Having your family around with all those shared memories is a way of keeping your love of the one who has passed in the forefront. Grieving doesn’t mean pushing your love to one side. It is as important to your well-being as it was when the two of you were together. Don’t stop loving them.
Rely on your faith. If you are a member of a church or other religious group, you will have a lot of active support. Many others there will have gone through, or are still going through, what you are experiencing. Lean on them and, at the same time, try to give some comfort too. Helping others can help you.
Image source: Premier of Ontario Photography on Flickr
Become a member of a group. There are online groups for every type of support. For example, if you or someone close has lost a limb, you should be offered some resources to help deal with the psychological aspects of coming to terms with the loss.
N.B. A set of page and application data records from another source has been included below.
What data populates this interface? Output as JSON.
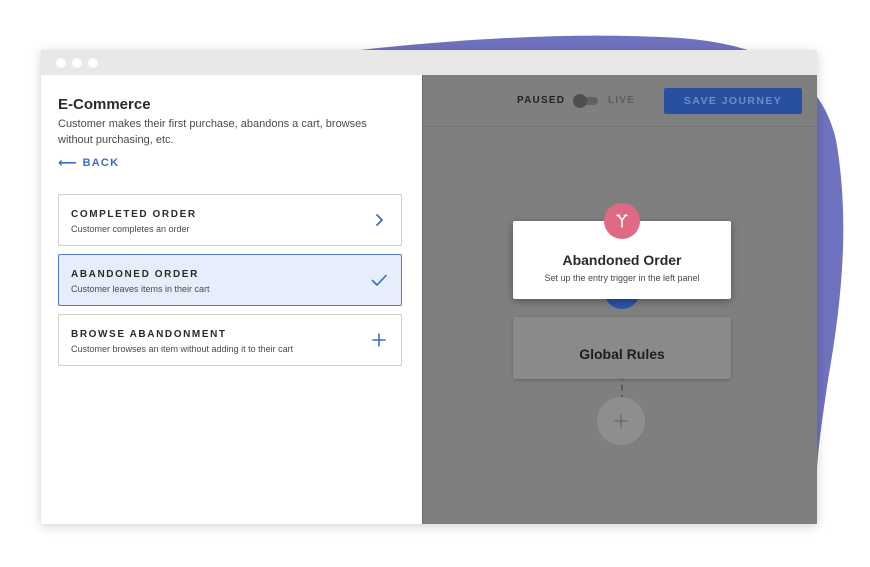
{
  "colors": {
    "accent": "#3a6dc4",
    "blob": "#6f72bf",
    "overlay": "#7f7f7f",
    "save_button": "#2750a0",
    "trigger_badge": "#e06a84",
    "rules_badge": "#2954a6",
    "selected_card_bg": "#e7eefb"
  },
  "panel": {
    "title": "E-Commerce",
    "description": "Customer makes their first purchase, abandons a cart, browses without purchasing, etc.",
    "back_label": "BACK",
    "back_icon": "arrow-left-icon"
  },
  "triggers": [
    {
      "title": "COMPLETED ORDER",
      "subtitle": "Customer completes an order",
      "icon": "chevron-right-icon",
      "selected": false
    },
    {
      "title": "ABANDONED ORDER",
      "subtitle": "Customer leaves items in their cart",
      "icon": "check-icon",
      "selected": true
    },
    {
      "title": "BROWSE ABANDONMENT",
      "subtitle": "Customer browses an item without adding it to their cart",
      "icon": "plus-icon",
      "selected": false
    }
  ],
  "toolbar": {
    "paused_label": "PAUSED",
    "live_label": "LIVE",
    "toggle_state": "paused",
    "save_label": "SAVE JOURNEY"
  },
  "journey": {
    "trigger_node": {
      "title": "Abandoned Order",
      "subtitle": "Set up the entry trigger in the left panel",
      "icon": "split-icon"
    },
    "rules_node": {
      "title": "Global Rules",
      "icon": "check-icon"
    },
    "add_step_icon": "plus-icon"
  }
}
One of those may be an online group of people who are also facing the same challenges.
Create a personal good-bye. Think about how you could make the transition meaningful by creating your special ceremony. It has to be personal to you so could involve reading poetry, creating a shrine, writing a last letter, or perhaps playing music that was loved by the person who has gone. Allow it to be a celebration of your life together, rather than a mourning of their passing. You can either do this alone or involve your closest family and friends.
Internal Coping Methods
Grief can hit you when you are at your most vulnerable: when you are alone. You can’t be with others all the time, and at some point, you will have to face being alone with your thoughts and emotions. Having some mental tools available may not work right at the beginning, but a little later when the fog begins to lift, they can help point you towards recovery.
Image source: Mike Schaffner on Flickr
Don’t push your feelings back down when they threaten to overtake you. If it means constant tears, then let them come. Suppressing emotions will simply prevent the natural grieving process to happen. Some people never cry even when dealing with extreme grief. They can present a calm and accepting face to the world. That’s normal too. However, when alone, you don’t have to do that; so bring the feelings into the open and examine them.
Releasing emotions is a continuous process that can move you towards acceptance. Acknowledge how you feel, thank the emotion for being part of your healing and then release it. You could visualize a bird being set free or pouring the feeling into a stream. The feeling will return, and that’s okay. Just repeat the process.
Have a regular small private ceremony. It might be a visit to a special place or a time of prayer or talking to the one who has passed. Writing in a journal could work for you. It is your safe place to express your thoughts. Making it a regular thing can give a little structure and routine to the process of grieving. It’s like giving yourself permission to grieve. This can go on for as long as necessary.
Dealing with Anniversaries
Decide in advance how you will deal with anniversaries. Some people feel that dates aren’t important; for others, they dread a traumatic re-living of the cause of their grief. It might help to arrange an annual family commemoration or perhaps a simple personal ritual. As before, if you need help, ask for it. You are not a nuisance, and people do understand as most have experienced loss at some time.
Image source: Daniel Zedda on Flickr
It may be useful for you to "re-visualize" the turning of the year by seeing time as a spiral, so instead of looking down and back, you are looking up and forward. This means that you see yourself attaining a new level of acceptance each time an important anniversary comes around.
Resources for Coping with Grief
Your doctor, grief counsellor, pastor or health professional will be able to offer further help and resources to deal with your grief. You never have to feel you have nowhere to turn.
Dealing with the loss of a loved one:
Coping with the death of a pet:
When children leave home: